*EXERCISE:* Repeat the entries below exactly as they appear, with no pictures.

*DATA TO PROCESS:*
■ ■ ■

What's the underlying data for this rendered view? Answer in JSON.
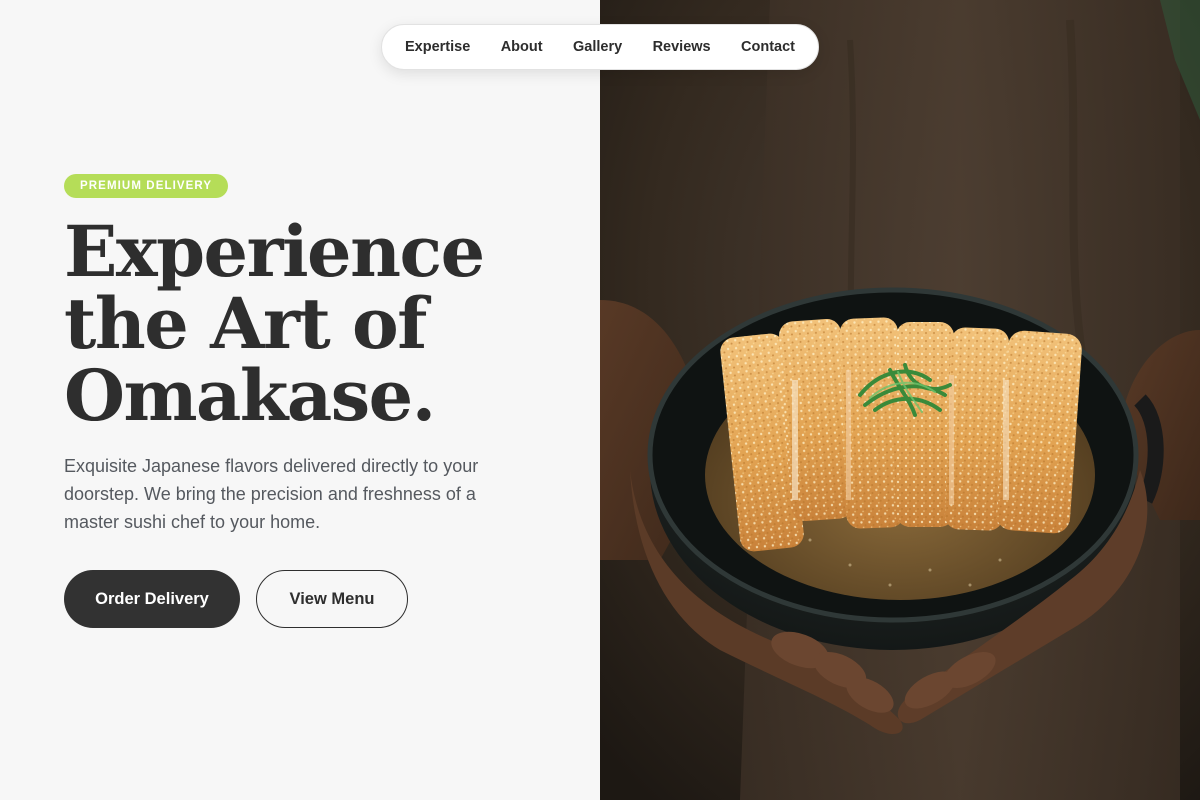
{
  "nav": {
    "items": [
      {
        "label": "Expertise"
      },
      {
        "label": "About"
      },
      {
        "label": "Gallery"
      },
      {
        "label": "Reviews"
      },
      {
        "label": "Contact"
      }
    ]
  },
  "hero": {
    "badge": "PREMIUM DELIVERY",
    "headline": [
      "Experience",
      "the Art of",
      "Omakase."
    ],
    "description": "Exquisite Japanese flavors delivered directly to your doorstep. We bring the precision and freshness of a master sushi chef to your home.",
    "primary_cta": "Order Delivery",
    "secondary_cta": "View Menu"
  },
  "image": {
    "subject": "katsu-curry-bowl"
  },
  "colors": {
    "badge_bg": "#b5dd58",
    "primary_button": "#323232",
    "text_dark": "#2e2e2e",
    "text_muted": "#55595f",
    "background": "#f7f7f7"
  }
}
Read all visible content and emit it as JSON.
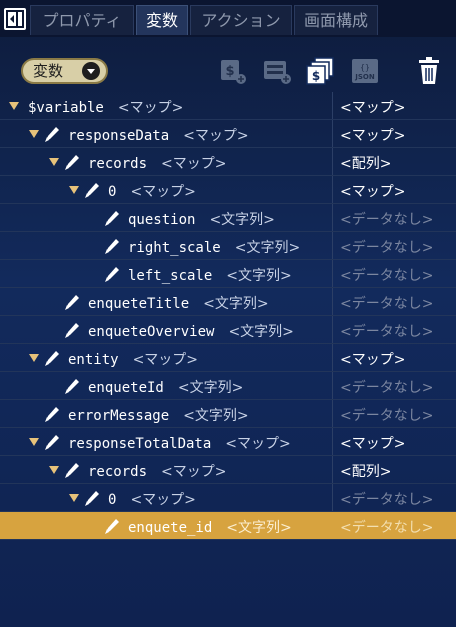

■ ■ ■

*ANSWER FOR THIS EXERCISE:*
What's the underlying data for this rendered view? Answer in JSON.
{
  "nav": {
    "items": [
      {
        "label": "Expertise"
      },
      {
        "label": "About"
      },
      {
        "label": "Gallery"
      },
      {
        "label": "Reviews"
      },
      {
        "label": "Contact"
      }
    ]
  },
  "hero": {
    "badge": "PREMIUM DELIVERY",
    "headline": [
      "Experience",
      "the Art of",
      "Omakase."
    ],
    "description": "Exquisite Japanese flavors delivered directly to your doorstep. We bring the precision and freshness of a master sushi chef to your home.",
    "primary_cta": "Order Delivery",
    "secondary_cta": "View Menu"
  },
  "image": {
    "subject": "katsu-curry-bowl"
  },
  "colors": {
    "badge_bg": "#b5dd58",
    "primary_button": "#323232",
    "text_dark": "#2e2e2e",
    "text_muted": "#55595f",
    "background": "#f7f7f7"
  }
}
Read all visible content and emit it as JSON.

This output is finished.